Hawking On Suicide: "While There Is Life, There Is Hope"
By Dave Reynolds, Inclusion Daily Express
December 11, 2006
JERUSALEM, ISRAEL--Professor Stephen Hawking made light of his disability and celebrity status Monday, but said he would never consider suicide, during an interview for an Israeli talk show.
According to the International Herald Tribune, the astrophysicist who was diagnosed more than 40 years ago with Amyotrophic Lateral Sclerosis, a form of progressive motor neuron disease commonly known as 'Lou Gehrig's Disease', said that the only good thing about his disability was that "I do not get put on a lot of boring committees."
The Professor of Mathematics at Cambridge University, considered by many to be the greatest scientist of his time, is paralyzed except for the use of some facial muscles. He now speaks through a computerized voice synthesizer, which he controls through sensors by moving his cheek.
"The downside of my celebrity is that I cannot go anywhere in the world without being recognized," Hawking said.
"It is not enough for me to wear dark sunglasses and a wig. The wheelchair gives me away. People want to be photographed with me, but it can be a nuisance when I am in a hurry."
When asked if he had ever considered taking his own life because of his condition, Hawking replied: "I think a person should have a right to end their life if they want, but I think it would be a great mistake."
"However bad life may seem, there is always something you can do and succeed at. While there is life, there is hope."
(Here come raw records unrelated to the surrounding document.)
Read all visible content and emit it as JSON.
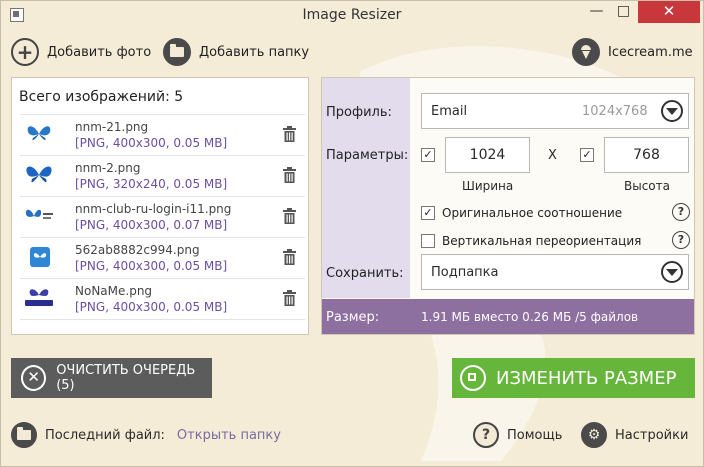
{
  "window": {
    "title": "Image Resizer",
    "minimize": "—",
    "maximize": "□",
    "close": "✕"
  },
  "toolbar": {
    "add_photo": "Добавить фото",
    "add_folder": "Добавить папку",
    "brand": "Icecream.me"
  },
  "queue": {
    "count_label": "Всего изображений: 5",
    "files": [
      {
        "name": "nnm-21.png",
        "info": "[PNG, 400x300, 0.05 MB]"
      },
      {
        "name": "nnm-2.png",
        "info": "[PNG, 320x240, 0.05 MB]"
      },
      {
        "name": "nnm-club-ru-login-i11.png",
        "info": "[PNG, 400x300, 0.07 MB]"
      },
      {
        "name": "562ab8882c994.png",
        "info": "[PNG, 400x300, 0.05 MB]"
      },
      {
        "name": "NoNaMe.png",
        "info": "[PNG, 400x300, 0.05 MB]"
      }
    ]
  },
  "settings": {
    "profile_label": "Профиль:",
    "profile_value": "Email",
    "profile_size": "1024x768",
    "params_label": "Параметры:",
    "width_value": "1024",
    "height_value": "768",
    "x_sep": "X",
    "width_label": "Ширина",
    "height_label": "Высота",
    "keep_ratio_label": "Оригинальное соотношение",
    "vertical_label": "Вертикальная переориентация",
    "save_label": "Сохранить:",
    "save_value": "Подпапка",
    "help": "?",
    "check": "✓"
  },
  "size_bar": {
    "label": "Размер:",
    "value": "1.91 МБ вместо 0.26 МБ /5 файлов"
  },
  "actions": {
    "clear": "ОЧИСТИТЬ ОЧЕРЕДЬ (5)",
    "resize": "ИЗМЕНИТЬ РАЗМЕР"
  },
  "footer": {
    "last_file": "Последний файл:",
    "open_folder": "Открыть папку",
    "help": "Помощь",
    "settings": "Настройки"
  },
  "colors": {
    "accent_green": "#66b63b",
    "accent_purple": "#8d6fa0",
    "dark_button": "#5c5c5c",
    "close_red": "#c7373b",
    "link_purple": "#6b4ea1"
  }
}
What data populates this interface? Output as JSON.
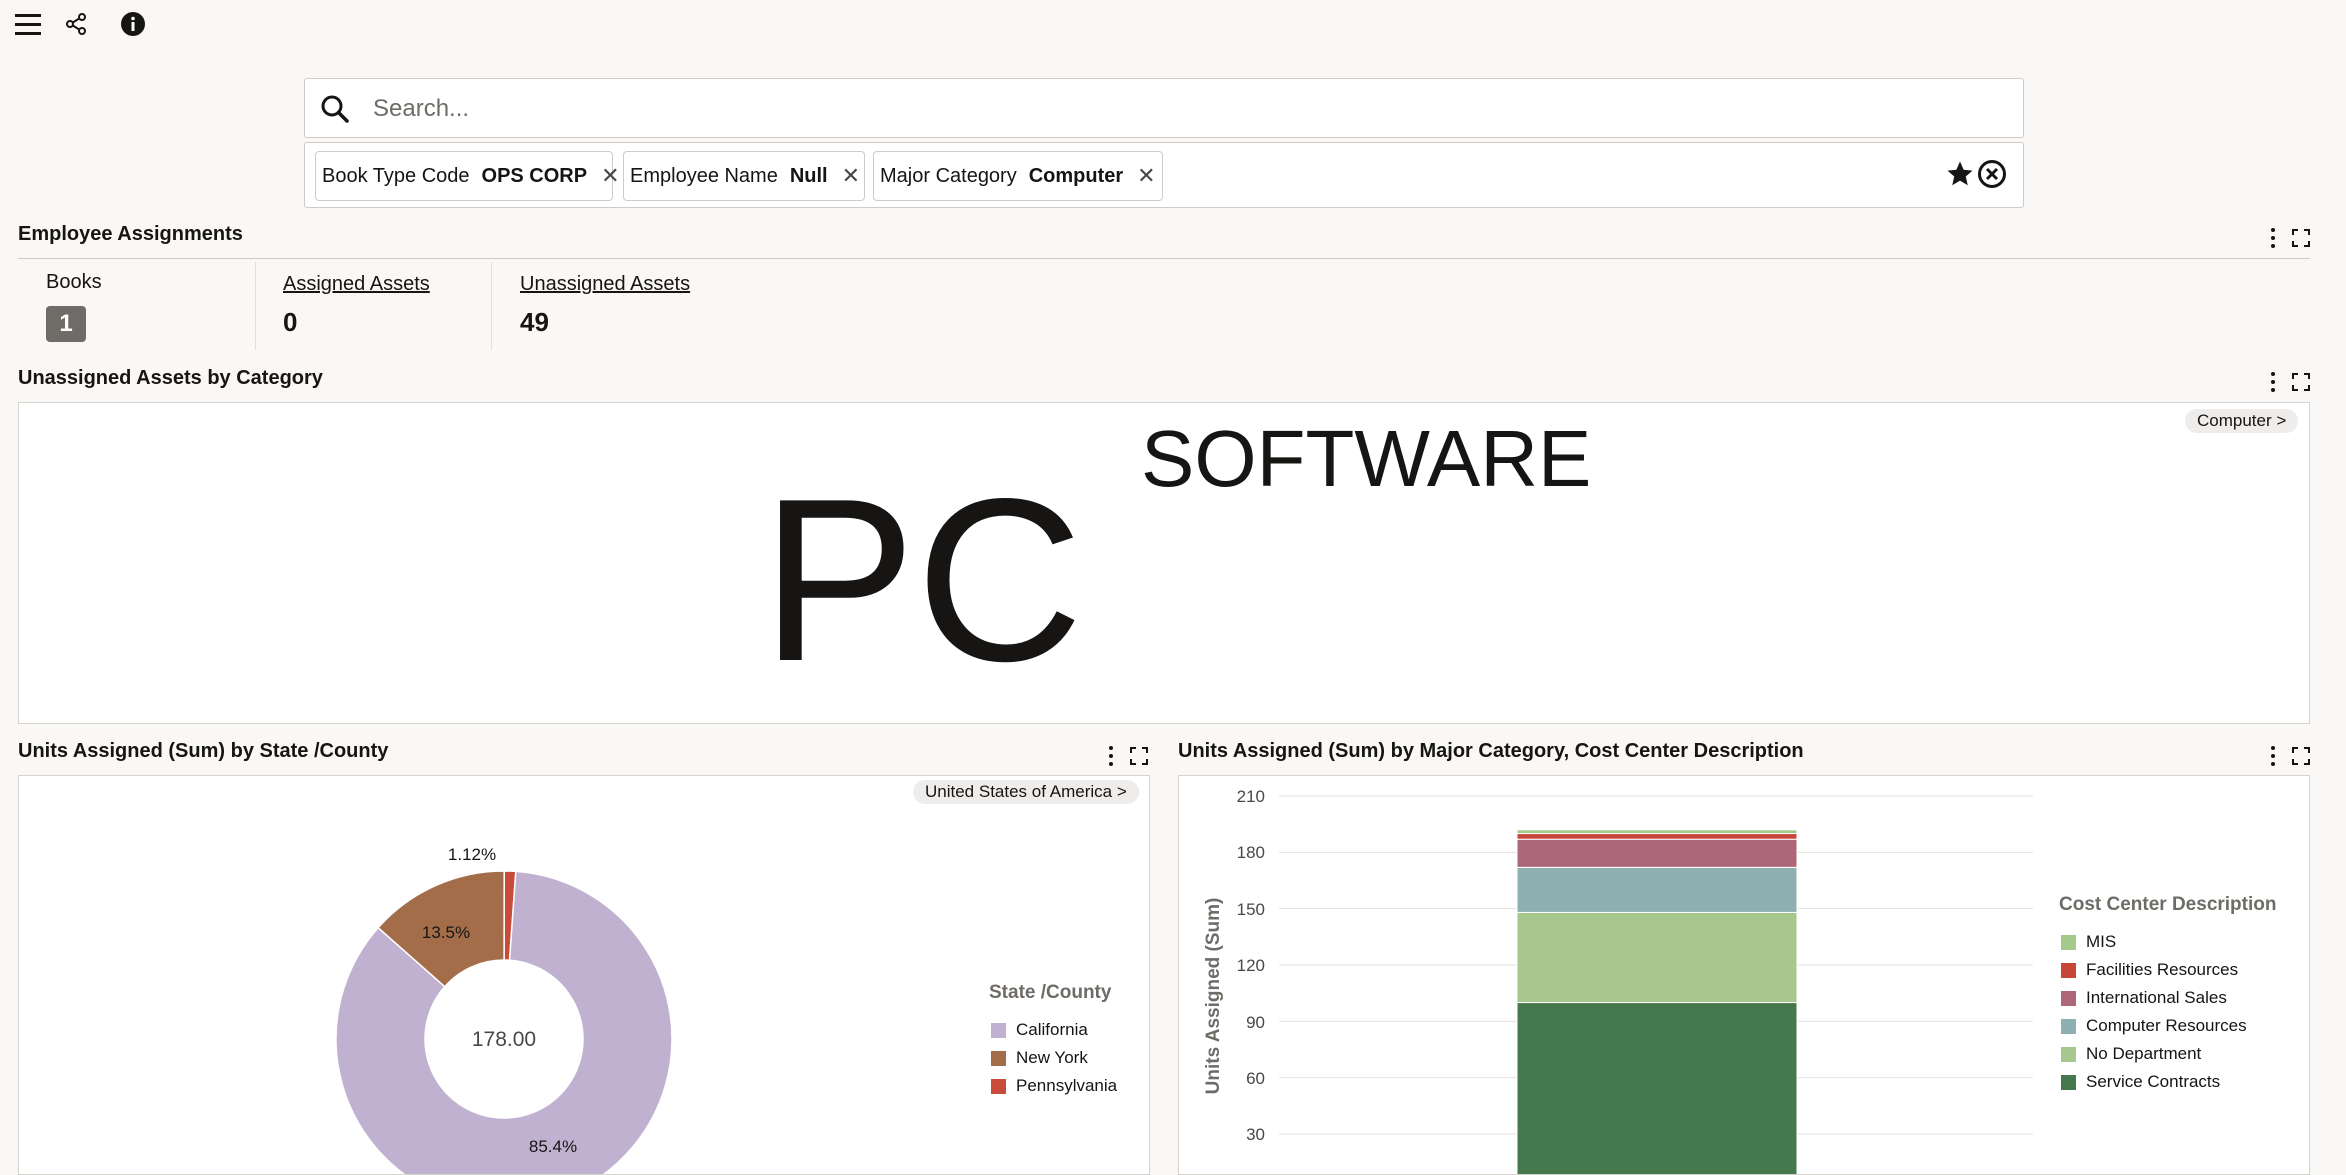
{
  "toolbar": {
    "menu_icon": "hamburger-menu-icon",
    "share_icon": "share-icon",
    "info_icon": "info-icon"
  },
  "search": {
    "placeholder": "Search..."
  },
  "filters": [
    {
      "name": "Book Type Code",
      "value": "OPS CORP"
    },
    {
      "name": "Employee Name",
      "value": "Null"
    },
    {
      "name": "Major Category",
      "value": "Computer"
    }
  ],
  "employee_assignments": {
    "title": "Employee Assignments",
    "books_label": "Books",
    "books_value": "1",
    "assigned_label": "Assigned Assets",
    "assigned_value": "0",
    "unassigned_label": "Unassigned Assets",
    "unassigned_value": "49"
  },
  "unassigned_by_category": {
    "title": "Unassigned Assets by Category",
    "drill_label": "Computer >",
    "words": [
      "PC",
      "SOFTWARE"
    ]
  },
  "state_chart": {
    "title": "Units Assigned (Sum) by State /County",
    "drill_label": "United States of America >",
    "center_label": "178.00",
    "legend_title": "State /County",
    "slice_labels": [
      "85.4%",
      "13.5%",
      "1.12%"
    ]
  },
  "category_chart": {
    "title": "Units Assigned (Sum) by Major Category, Cost Center Description",
    "ylabel": "Units Assigned (Sum)",
    "legend_title": "Cost Center Description",
    "y_ticks": [
      "210",
      "180",
      "150",
      "120",
      "90",
      "60",
      "30"
    ]
  },
  "colors": {
    "california": "#c1b1d1",
    "new_york": "#a26d48",
    "pennsylvania": "#c94b39",
    "mis": "#a4c98a",
    "facilities_resources": "#c8453a",
    "international_sales": "#ad6778",
    "computer_resources": "#8fb0b2",
    "no_department": "#a8c78e",
    "service_contracts": "#46784d"
  },
  "chart_data": [
    {
      "type": "pie",
      "title": "Units Assigned (Sum) by State /County",
      "legend_title": "State /County",
      "total": 178.0,
      "slices": [
        {
          "name": "California",
          "percent": 85.4,
          "color": "#c1b1d1"
        },
        {
          "name": "New York",
          "percent": 13.5,
          "color": "#a26d48"
        },
        {
          "name": "Pennsylvania",
          "percent": 1.12,
          "color": "#c94b39"
        }
      ]
    },
    {
      "type": "bar",
      "stacked": true,
      "title": "Units Assigned (Sum) by Major Category, Cost Center Description",
      "ylabel": "Units Assigned (Sum)",
      "ylim": [
        0,
        210
      ],
      "yticks": [
        30,
        60,
        90,
        120,
        150,
        180,
        210
      ],
      "grid": true,
      "legend_title": "Cost Center Description",
      "legend_position": "right",
      "series": [
        {
          "name": "Service Contracts",
          "value": 100,
          "color": "#46784d"
        },
        {
          "name": "No Department",
          "value": 48,
          "color": "#a8c78e"
        },
        {
          "name": "Computer Resources",
          "value": 24,
          "color": "#8fb0b2"
        },
        {
          "name": "International Sales",
          "value": 15,
          "color": "#ad6778"
        },
        {
          "name": "Facilities Resources",
          "value": 3,
          "color": "#c8453a"
        },
        {
          "name": "MIS",
          "value": 2,
          "color": "#a4c98a"
        }
      ],
      "legend_order": [
        "MIS",
        "Facilities Resources",
        "International Sales",
        "Computer Resources",
        "No Department",
        "Service Contracts"
      ]
    }
  ]
}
Stephen Hawking's Website
"Hawking's Visit Had Powerful Impact On Accessibility" February 20, 2001 (Inclusion Daily Express Archives)